• DATA:
********************
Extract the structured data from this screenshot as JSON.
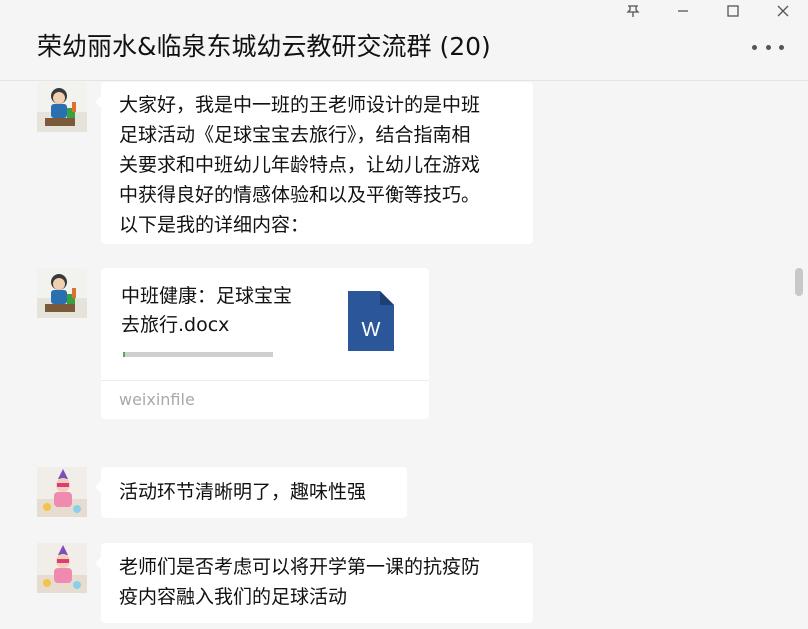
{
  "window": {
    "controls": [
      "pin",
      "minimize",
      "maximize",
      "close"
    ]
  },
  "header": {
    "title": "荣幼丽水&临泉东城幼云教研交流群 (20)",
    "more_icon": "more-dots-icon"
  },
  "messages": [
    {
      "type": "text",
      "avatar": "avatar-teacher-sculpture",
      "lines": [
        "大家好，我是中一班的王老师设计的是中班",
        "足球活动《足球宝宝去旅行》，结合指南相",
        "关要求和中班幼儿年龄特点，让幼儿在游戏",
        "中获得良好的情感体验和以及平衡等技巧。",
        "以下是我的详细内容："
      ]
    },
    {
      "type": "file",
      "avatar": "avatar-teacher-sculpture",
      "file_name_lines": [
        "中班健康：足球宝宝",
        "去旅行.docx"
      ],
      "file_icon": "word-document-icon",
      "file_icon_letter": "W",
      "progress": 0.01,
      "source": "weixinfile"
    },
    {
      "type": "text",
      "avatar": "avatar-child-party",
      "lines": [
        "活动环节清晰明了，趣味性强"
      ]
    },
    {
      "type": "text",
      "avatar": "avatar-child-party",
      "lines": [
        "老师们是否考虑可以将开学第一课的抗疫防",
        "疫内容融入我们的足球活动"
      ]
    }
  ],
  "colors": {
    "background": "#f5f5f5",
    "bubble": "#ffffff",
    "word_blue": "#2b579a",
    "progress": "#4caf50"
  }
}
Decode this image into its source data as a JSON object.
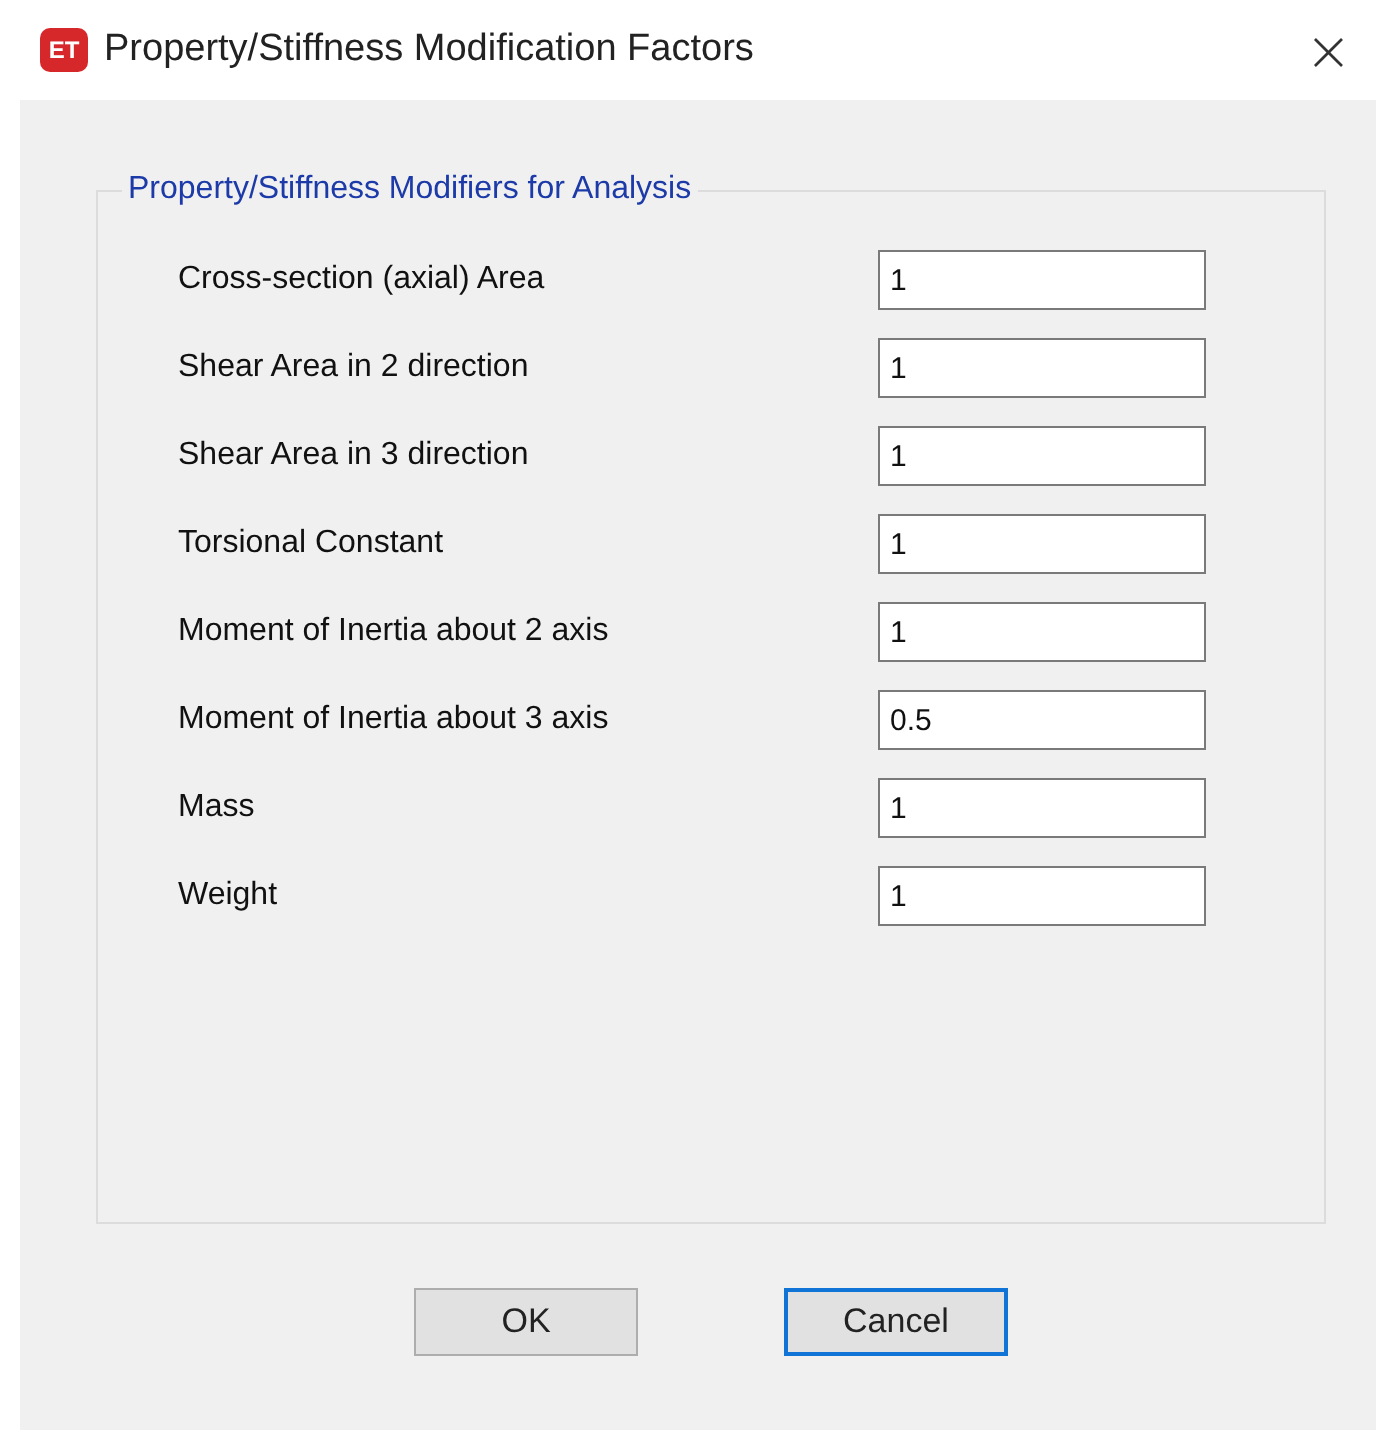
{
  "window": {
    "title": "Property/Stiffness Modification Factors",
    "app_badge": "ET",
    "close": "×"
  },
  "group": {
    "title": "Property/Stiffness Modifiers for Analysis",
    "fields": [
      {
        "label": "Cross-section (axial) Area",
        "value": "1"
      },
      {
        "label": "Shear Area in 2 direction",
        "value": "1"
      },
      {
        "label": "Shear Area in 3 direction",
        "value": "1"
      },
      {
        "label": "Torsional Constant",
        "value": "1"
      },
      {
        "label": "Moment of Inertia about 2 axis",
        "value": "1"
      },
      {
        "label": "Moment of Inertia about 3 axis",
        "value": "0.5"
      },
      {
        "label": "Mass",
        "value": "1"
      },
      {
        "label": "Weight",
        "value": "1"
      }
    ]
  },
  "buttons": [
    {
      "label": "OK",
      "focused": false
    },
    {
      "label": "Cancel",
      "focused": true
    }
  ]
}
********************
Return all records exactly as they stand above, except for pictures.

Extract the structured data from this screenshot as JSON.
{
  "window": {
    "controls": [
      "pin",
      "minimize",
      "maximize",
      "close"
    ]
  },
  "header": {
    "title": "荣幼丽水&临泉东城幼云教研交流群 (20)",
    "more_icon": "more-dots-icon"
  },
  "messages": [
    {
      "type": "text",
      "avatar": "avatar-teacher-sculpture",
      "lines": [
        "大家好，我是中一班的王老师设计的是中班",
        "足球活动《足球宝宝去旅行》，结合指南相",
        "关要求和中班幼儿年龄特点，让幼儿在游戏",
        "中获得良好的情感体验和以及平衡等技巧。",
        "以下是我的详细内容："
      ]
    },
    {
      "type": "file",
      "avatar": "avatar-teacher-sculpture",
      "file_name_lines": [
        "中班健康：足球宝宝",
        "去旅行.docx"
      ],
      "file_icon": "word-document-icon",
      "file_icon_letter": "W",
      "progress": 0.01,
      "source": "weixinfile"
    },
    {
      "type": "text",
      "avatar": "avatar-child-party",
      "lines": [
        "活动环节清晰明了，趣味性强"
      ]
    },
    {
      "type": "text",
      "avatar": "avatar-child-party",
      "lines": [
        "老师们是否考虑可以将开学第一课的抗疫防",
        "疫内容融入我们的足球活动"
      ]
    }
  ],
  "colors": {
    "background": "#f5f5f5",
    "bubble": "#ffffff",
    "word_blue": "#2b579a",
    "progress": "#4caf50"
  }
}
Decode this image into its source data as a JSON object.
{
  "window": {
    "title": "Property/Stiffness Modification Factors",
    "app_badge": "ET",
    "close": "×"
  },
  "group": {
    "title": "Property/Stiffness Modifiers for Analysis",
    "fields": [
      {
        "label": "Cross-section (axial) Area",
        "value": "1"
      },
      {
        "label": "Shear Area in 2 direction",
        "value": "1"
      },
      {
        "label": "Shear Area in 3 direction",
        "value": "1"
      },
      {
        "label": "Torsional Constant",
        "value": "1"
      },
      {
        "label": "Moment of Inertia about 2 axis",
        "value": "1"
      },
      {
        "label": "Moment of Inertia about 3 axis",
        "value": "0.5"
      },
      {
        "label": "Mass",
        "value": "1"
      },
      {
        "label": "Weight",
        "value": "1"
      }
    ]
  },
  "buttons": [
    {
      "label": "OK",
      "focused": false
    },
    {
      "label": "Cancel",
      "focused": true
    }
  ]
}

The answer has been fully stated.